Much of the horror comes from the idea that many of these objects, things, or people are part of a safe space, part of the nursery in which you grew up. They are objects of comfort or everyday use–and the betrayal hurts more than anything.
Monsters of Self
The most horrifying category is when humans become the monsters. It is my favorite form of monster. Goblins and ghouls and mythological creatures are all good fun, but exploring the depravity of human nature will always be popular not just in the horror genre.
Annie Wilkes is a famous example from Stephen King’s Misery, one of my favorite classic Stephen King novels. She is what many of us are: the ultimate fan girl. But her fanaticism creates a prison for romance writer Paul Sheldon, and his desire to escape vs Annie’s desire to keep her favorite character alive creates a tense situation. Even today we hear stories of fanatical fans who stalk celebrities and threaten spouses under the delusion that they will someday marry.
Human depravity will always manage to surprise us–the more you dig into true crime the more you realize that humans are the ultimate monsters. The horror genre becomes a mirror, a place to peer into the dark void and see what lies in the darkest of human minds.

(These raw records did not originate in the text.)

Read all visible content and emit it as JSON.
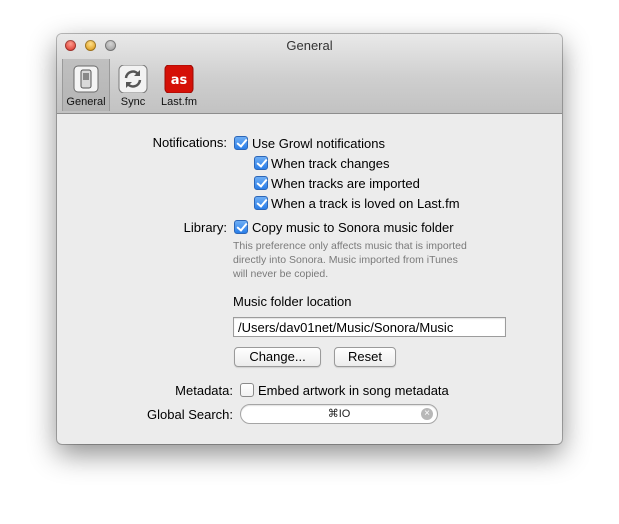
{
  "window": {
    "title": "General"
  },
  "toolbar": {
    "items": [
      {
        "label": "General",
        "icon": "general-switch-icon",
        "selected": true
      },
      {
        "label": "Sync",
        "icon": "sync-icon",
        "selected": false
      },
      {
        "label": "Last.fm",
        "icon": "lastfm-icon",
        "selected": false,
        "icon_text": "as"
      }
    ]
  },
  "notifications": {
    "label": "Notifications:",
    "use_growl": {
      "label": "Use Growl notifications",
      "checked": true
    },
    "track_changes": {
      "label": "When track changes",
      "checked": true
    },
    "tracks_imported": {
      "label": "When tracks are imported",
      "checked": true
    },
    "track_loved": {
      "label": "When a track is loved on Last.fm",
      "checked": true
    }
  },
  "library": {
    "label": "Library:",
    "copy_music": {
      "label": "Copy music to Sonora music folder",
      "checked": true
    },
    "note_lines": [
      "This preference only affects music that is imported",
      "directly into Sonora. Music imported from iTunes",
      "will never be copied."
    ],
    "folder_location_label": "Music folder location",
    "folder_path": "/Users/dav01net/Music/Sonora/Music",
    "change_button": "Change...",
    "reset_button": "Reset"
  },
  "metadata": {
    "label": "Metadata:",
    "embed_artwork": {
      "label": "Embed artwork in song metadata",
      "checked": false
    }
  },
  "global_search": {
    "label": "Global Search:",
    "shortcut": "⌘IO"
  },
  "colors": {
    "checkbox_accent": "#2a7ee8",
    "lastfm_red": "#d51007"
  }
}
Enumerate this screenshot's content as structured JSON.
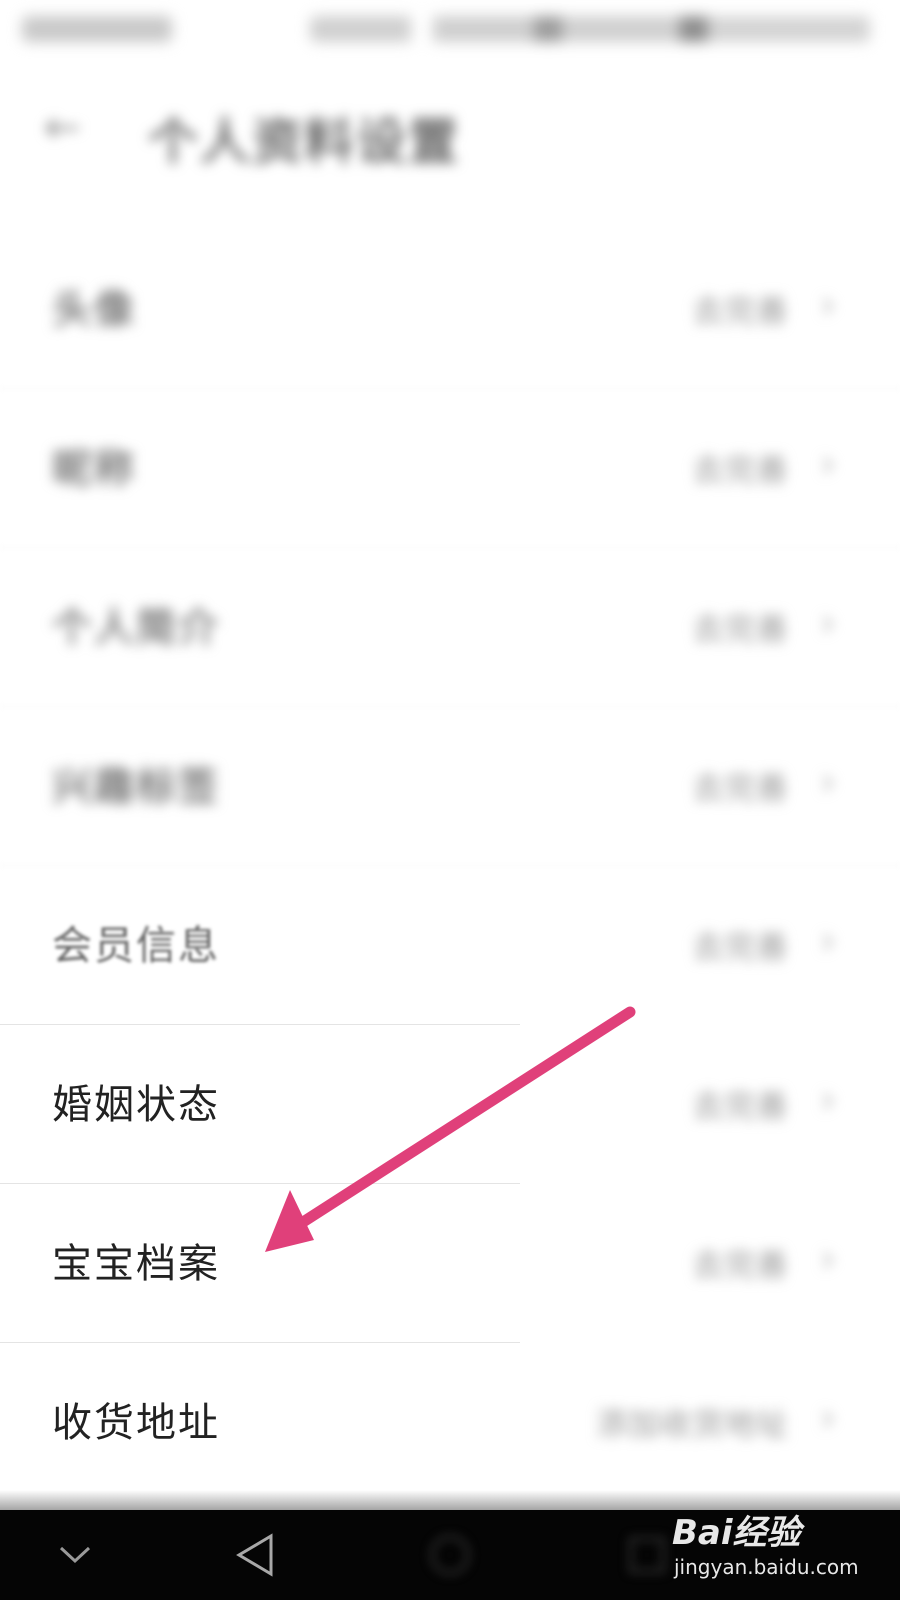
{
  "status_bar": {
    "carrier": "",
    "indicators": ""
  },
  "header": {
    "back_icon": "arrow-left-icon",
    "title": "个人资料设置"
  },
  "settings": [
    {
      "label": "头像",
      "value": "去完善",
      "chevron": "›",
      "state": "blurred"
    },
    {
      "label": "昵称",
      "value": "去完善",
      "chevron": "›",
      "state": "blurred"
    },
    {
      "label": "个人简介",
      "value": "去完善",
      "chevron": "›",
      "state": "blurred"
    },
    {
      "label": "兴趣标签",
      "value": "去完善",
      "chevron": "›",
      "state": "blurred"
    },
    {
      "label": "会员信息",
      "value": "去完善",
      "chevron": "›",
      "state": "soft"
    },
    {
      "label": "婚姻状态",
      "value": "去完善",
      "chevron": "›",
      "state": "sharp"
    },
    {
      "label": "宝宝档案",
      "value": "去完善",
      "chevron": "›",
      "state": "sharp"
    },
    {
      "label": "收货地址",
      "value": "添加收货地址",
      "chevron": "›",
      "state": "sharp"
    }
  ],
  "annotation": {
    "color": "#e0407a",
    "target": "宝宝档案"
  },
  "nav_bar": {
    "icons": [
      "chevron-down-icon",
      "back-triangle-icon",
      "home-circle-icon",
      "recents-square-icon"
    ]
  },
  "watermark": {
    "brand": "Bai经验",
    "url": "jingyan.baidu.com"
  },
  "colors": {
    "accent_arrow": "#e0407a",
    "nav_background": "#050505",
    "text_primary": "#222222"
  }
}
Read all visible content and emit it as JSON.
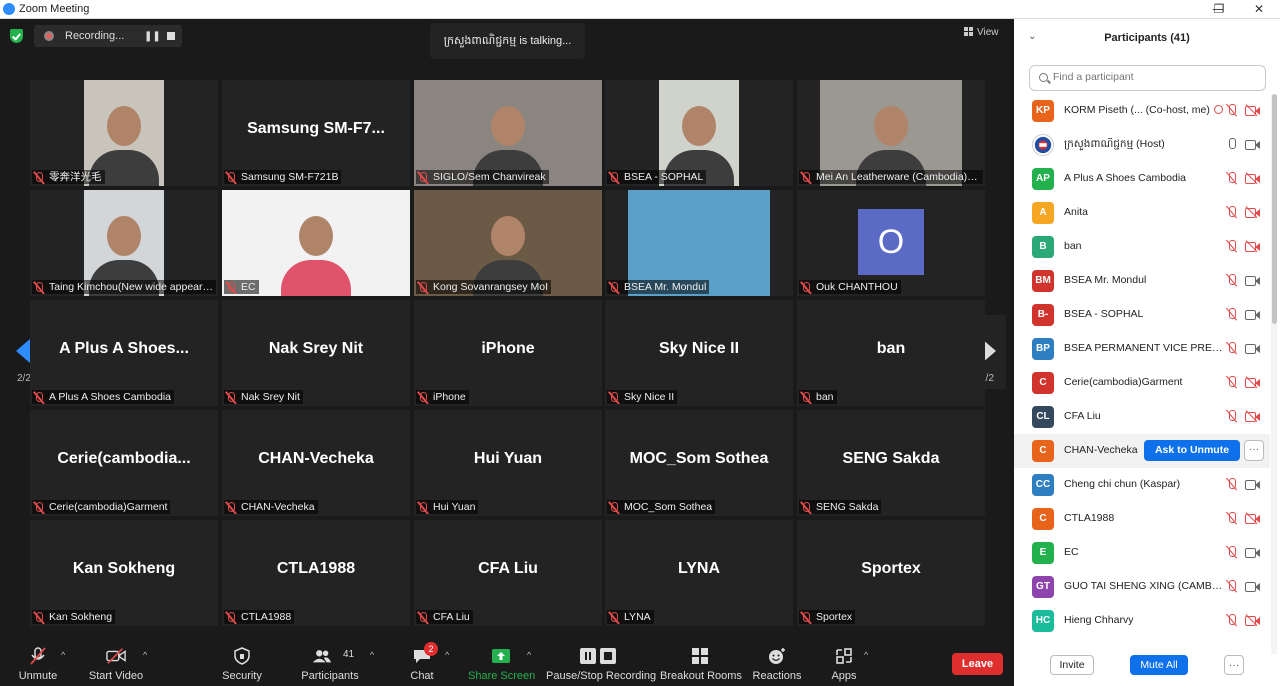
{
  "window": {
    "title": "Zoom Meeting",
    "minimize": "—",
    "maximize": "❐",
    "close": "✕"
  },
  "topbar": {
    "recording_label": "Recording...",
    "talking": "ក្រសួងពាណិជ្ជកម្ម is talking...",
    "view_label": "View"
  },
  "paging": {
    "left_page": "2/2",
    "right_page": "2/2"
  },
  "tiles": [
    {
      "label": "零奔洋光毛",
      "type": "video",
      "bg": "#c9c4bb"
    },
    {
      "name": "Samsung  SM-F7...",
      "label": "Samsung SM-F721B",
      "type": "name"
    },
    {
      "label": "SIGLO/Sem Chanvireak",
      "type": "video",
      "bg": "#8a8580"
    },
    {
      "label": "BSEA - SOPHAL",
      "type": "video",
      "bg": "#cfd3cc"
    },
    {
      "label": "Mei An Leatherware (Cambodia) C...",
      "type": "video",
      "bg": "#9a9890"
    },
    {
      "label": "Taing Kimchou(New wide appeared...",
      "type": "video",
      "bg": "#d3d6d8"
    },
    {
      "label": "EC",
      "type": "video",
      "bg": "#f2f2f2"
    },
    {
      "label": "Kong Sovanrangsey MoI",
      "type": "video",
      "bg": "#6b5a45"
    },
    {
      "label": "BSEA  Mr. Mondul",
      "type": "video",
      "bg": "#5aa0c8"
    },
    {
      "label": "Ouk CHANTHOU",
      "type": "avatar",
      "initial": "O"
    },
    {
      "name": "A Plus A Shoes...",
      "label": "A Plus A Shoes Cambodia",
      "type": "name"
    },
    {
      "name": "Nak Srey Nit",
      "label": "Nak Srey Nit",
      "type": "name"
    },
    {
      "name": "iPhone",
      "label": "iPhone",
      "type": "name"
    },
    {
      "name": "Sky Nice II",
      "label": "Sky Nice II",
      "type": "name"
    },
    {
      "name": "ban",
      "label": "ban",
      "type": "name"
    },
    {
      "name": "Cerie(cambodia...",
      "label": "Cerie(cambodia)Garment",
      "type": "name"
    },
    {
      "name": "CHAN-Vecheka",
      "label": "CHAN-Vecheka",
      "type": "name"
    },
    {
      "name": "Hui Yuan",
      "label": "Hui Yuan",
      "type": "name"
    },
    {
      "name": "MOC_Som Sothea",
      "label": "MOC_Som Sothea",
      "type": "name"
    },
    {
      "name": "SENG Sakda",
      "label": "SENG Sakda",
      "type": "name"
    },
    {
      "name": "Kan Sokheng",
      "label": "Kan Sokheng",
      "type": "name"
    },
    {
      "name": "CTLA1988",
      "label": "CTLA1988",
      "type": "name"
    },
    {
      "name": "CFA Liu",
      "label": "CFA Liu",
      "type": "name"
    },
    {
      "name": "LYNA",
      "label": "LYNA",
      "type": "name"
    },
    {
      "name": "Sportex",
      "label": "Sportex",
      "type": "name"
    }
  ],
  "controls": {
    "unmute": "Unmute",
    "start_video": "Start Video",
    "security": "Security",
    "participants": "Participants",
    "participants_count": "41",
    "chat": "Chat",
    "chat_badge": "2",
    "share_screen": "Share Screen",
    "pause_recording": "Pause/Stop Recording",
    "breakout": "Breakout Rooms",
    "reactions": "Reactions",
    "apps": "Apps",
    "leave": "Leave",
    "share_color": "#22b14c",
    "leave_color": "#e02d2d"
  },
  "panel": {
    "title": "Participants (41)",
    "search_placeholder": "Find a participant",
    "ask_to_unmute": "Ask to Unmute",
    "more": "···",
    "invite": "Invite",
    "mute_all": "Mute All",
    "participants": [
      {
        "initials": "KP",
        "color": "#e8641b",
        "name": "KORM Piseth (... (Co-host, me)",
        "mic": "off",
        "cam": "off",
        "cohost": true
      },
      {
        "initials": "",
        "color": "#ffffff",
        "name": "ក្រសួងពាណិជ្ជកម្ម (Host)",
        "mic": "on",
        "cam": "on",
        "logo": true
      },
      {
        "initials": "AP",
        "color": "#22b14c",
        "name": "A Plus A Shoes Cambodia",
        "mic": "off",
        "cam": "off"
      },
      {
        "initials": "A",
        "color": "#f5a623",
        "name": "Anita",
        "mic": "off",
        "cam": "off"
      },
      {
        "initials": "B",
        "color": "#2aa876",
        "name": "ban",
        "mic": "off",
        "cam": "off"
      },
      {
        "initials": "BM",
        "color": "#d0342c",
        "name": "BSEA  Mr. Mondul",
        "mic": "off",
        "cam": "on"
      },
      {
        "initials": "B-",
        "color": "#d0342c",
        "name": "BSEA - SOPHAL",
        "mic": "off",
        "cam": "on"
      },
      {
        "initials": "BP",
        "color": "#2d7fc1",
        "name": "BSEA PERMANENT VICE PRESIDE...",
        "mic": "off",
        "cam": "on"
      },
      {
        "initials": "C",
        "color": "#d0342c",
        "name": "Cerie(cambodia)Garment",
        "mic": "off",
        "cam": "off"
      },
      {
        "initials": "CL",
        "color": "#34495e",
        "name": "CFA Liu",
        "mic": "off",
        "cam": "off"
      },
      {
        "initials": "C",
        "color": "#e8641b",
        "name": "CHAN-Vecheka",
        "mic": "off",
        "cam": "off",
        "highlight": true
      },
      {
        "initials": "CC",
        "color": "#2d7fc1",
        "name": "Cheng chi chun (Kaspar)",
        "mic": "off",
        "cam": "on"
      },
      {
        "initials": "C",
        "color": "#e8641b",
        "name": "CTLA1988",
        "mic": "off",
        "cam": "off"
      },
      {
        "initials": "E",
        "color": "#22b14c",
        "name": "EC",
        "mic": "off",
        "cam": "on"
      },
      {
        "initials": "GT",
        "color": "#8e44ad",
        "name": "GUO TAI SHENG XING (CAMBOD...",
        "mic": "off",
        "cam": "on"
      },
      {
        "initials": "HC",
        "color": "#1abc9c",
        "name": "Hieng Chharvy",
        "mic": "off",
        "cam": "off"
      }
    ]
  }
}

Great modern horror has monsters that fall into one or more of these categories. Of course, there are many more types and many more ideas horror has and will explore. There are new ideas every day, and I can’t wait to read what horror comes next for the rest of 2021 and beyond.